= What you have to do =
Go through the material below and copy each line where the word "name" appears.

•••

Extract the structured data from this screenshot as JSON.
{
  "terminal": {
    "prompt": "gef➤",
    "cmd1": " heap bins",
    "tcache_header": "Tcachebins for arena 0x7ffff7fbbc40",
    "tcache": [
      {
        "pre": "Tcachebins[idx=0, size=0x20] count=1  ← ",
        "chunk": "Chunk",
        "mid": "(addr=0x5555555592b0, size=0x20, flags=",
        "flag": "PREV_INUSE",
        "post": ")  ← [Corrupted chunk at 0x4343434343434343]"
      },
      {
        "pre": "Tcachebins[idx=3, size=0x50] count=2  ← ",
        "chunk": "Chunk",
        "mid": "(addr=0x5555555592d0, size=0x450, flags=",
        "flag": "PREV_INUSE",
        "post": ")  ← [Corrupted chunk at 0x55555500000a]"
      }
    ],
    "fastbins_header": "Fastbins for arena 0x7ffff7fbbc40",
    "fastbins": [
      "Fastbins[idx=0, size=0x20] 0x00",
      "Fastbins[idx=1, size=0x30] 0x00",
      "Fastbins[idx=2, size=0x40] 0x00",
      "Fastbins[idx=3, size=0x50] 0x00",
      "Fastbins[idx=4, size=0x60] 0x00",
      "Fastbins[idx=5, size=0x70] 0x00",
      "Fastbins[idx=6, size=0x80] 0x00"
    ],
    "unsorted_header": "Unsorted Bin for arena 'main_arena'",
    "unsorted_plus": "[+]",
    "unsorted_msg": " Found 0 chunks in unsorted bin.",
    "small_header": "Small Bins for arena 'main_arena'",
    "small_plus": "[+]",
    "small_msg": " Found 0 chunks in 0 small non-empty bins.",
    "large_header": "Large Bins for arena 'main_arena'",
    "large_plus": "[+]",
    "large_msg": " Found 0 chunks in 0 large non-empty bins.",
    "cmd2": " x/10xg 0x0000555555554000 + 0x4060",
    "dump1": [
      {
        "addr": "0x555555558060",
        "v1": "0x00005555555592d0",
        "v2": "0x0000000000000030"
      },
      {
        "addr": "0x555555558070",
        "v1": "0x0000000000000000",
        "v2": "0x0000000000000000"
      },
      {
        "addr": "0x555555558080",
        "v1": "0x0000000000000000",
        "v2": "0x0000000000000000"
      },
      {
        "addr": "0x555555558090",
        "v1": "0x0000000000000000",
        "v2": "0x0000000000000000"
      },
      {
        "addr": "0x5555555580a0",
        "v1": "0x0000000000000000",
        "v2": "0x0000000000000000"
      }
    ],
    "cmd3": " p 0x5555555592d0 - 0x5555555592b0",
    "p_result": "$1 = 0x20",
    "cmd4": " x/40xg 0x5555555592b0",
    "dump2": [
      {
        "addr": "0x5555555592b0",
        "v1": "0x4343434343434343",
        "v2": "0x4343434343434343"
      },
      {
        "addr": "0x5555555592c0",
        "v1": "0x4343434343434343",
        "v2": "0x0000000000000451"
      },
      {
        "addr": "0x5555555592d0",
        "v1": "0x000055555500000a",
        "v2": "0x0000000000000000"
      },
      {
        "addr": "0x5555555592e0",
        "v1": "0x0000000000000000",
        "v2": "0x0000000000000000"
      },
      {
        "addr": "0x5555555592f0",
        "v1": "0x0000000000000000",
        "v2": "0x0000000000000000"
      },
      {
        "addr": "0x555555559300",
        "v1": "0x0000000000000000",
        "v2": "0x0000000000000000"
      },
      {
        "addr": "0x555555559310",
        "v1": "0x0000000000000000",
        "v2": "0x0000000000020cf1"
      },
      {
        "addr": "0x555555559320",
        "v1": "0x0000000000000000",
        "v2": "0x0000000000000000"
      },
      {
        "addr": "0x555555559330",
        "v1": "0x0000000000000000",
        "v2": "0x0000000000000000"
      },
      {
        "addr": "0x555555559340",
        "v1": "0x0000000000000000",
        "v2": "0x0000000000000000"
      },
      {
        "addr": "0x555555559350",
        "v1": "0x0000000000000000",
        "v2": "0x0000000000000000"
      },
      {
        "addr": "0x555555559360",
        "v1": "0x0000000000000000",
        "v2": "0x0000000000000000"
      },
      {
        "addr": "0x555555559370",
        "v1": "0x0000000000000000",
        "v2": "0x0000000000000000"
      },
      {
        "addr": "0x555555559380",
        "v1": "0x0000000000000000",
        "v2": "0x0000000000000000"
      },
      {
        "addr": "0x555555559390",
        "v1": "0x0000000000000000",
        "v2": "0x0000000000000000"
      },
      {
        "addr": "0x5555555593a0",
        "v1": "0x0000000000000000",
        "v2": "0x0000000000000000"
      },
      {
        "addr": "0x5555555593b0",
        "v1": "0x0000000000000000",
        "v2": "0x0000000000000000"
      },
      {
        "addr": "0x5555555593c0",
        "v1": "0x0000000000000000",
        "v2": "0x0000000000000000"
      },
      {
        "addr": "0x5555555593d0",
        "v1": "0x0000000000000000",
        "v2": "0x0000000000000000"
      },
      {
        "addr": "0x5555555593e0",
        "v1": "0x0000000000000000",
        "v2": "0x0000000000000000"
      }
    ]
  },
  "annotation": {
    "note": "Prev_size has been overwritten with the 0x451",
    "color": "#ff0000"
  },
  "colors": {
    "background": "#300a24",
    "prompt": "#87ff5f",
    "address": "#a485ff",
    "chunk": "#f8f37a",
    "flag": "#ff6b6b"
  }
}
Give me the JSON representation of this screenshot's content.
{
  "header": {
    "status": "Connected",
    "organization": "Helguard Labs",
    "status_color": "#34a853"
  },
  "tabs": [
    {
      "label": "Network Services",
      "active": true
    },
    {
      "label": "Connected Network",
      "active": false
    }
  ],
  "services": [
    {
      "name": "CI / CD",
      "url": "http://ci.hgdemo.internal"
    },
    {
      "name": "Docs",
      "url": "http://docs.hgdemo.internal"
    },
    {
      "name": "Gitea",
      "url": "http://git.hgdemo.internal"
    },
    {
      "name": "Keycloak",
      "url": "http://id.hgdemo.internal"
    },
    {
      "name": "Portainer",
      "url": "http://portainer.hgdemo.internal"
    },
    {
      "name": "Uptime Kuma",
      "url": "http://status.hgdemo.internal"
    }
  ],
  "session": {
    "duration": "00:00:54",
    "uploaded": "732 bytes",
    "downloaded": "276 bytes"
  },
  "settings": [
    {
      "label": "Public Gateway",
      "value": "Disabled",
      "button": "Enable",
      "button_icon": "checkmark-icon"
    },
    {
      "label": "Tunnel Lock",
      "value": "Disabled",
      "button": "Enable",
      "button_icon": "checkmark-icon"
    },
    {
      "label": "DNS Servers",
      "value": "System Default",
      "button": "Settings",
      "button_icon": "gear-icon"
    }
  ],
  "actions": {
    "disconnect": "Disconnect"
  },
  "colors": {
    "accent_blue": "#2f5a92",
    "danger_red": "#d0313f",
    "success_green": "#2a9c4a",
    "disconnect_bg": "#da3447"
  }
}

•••

= Exercise result =
      "name": "CI / CD",
      "name": "Docs",
      "name": "Gitea",
      "name": "Keycloak",
      "name": "Portainer",
      "name": "Uptime Kuma",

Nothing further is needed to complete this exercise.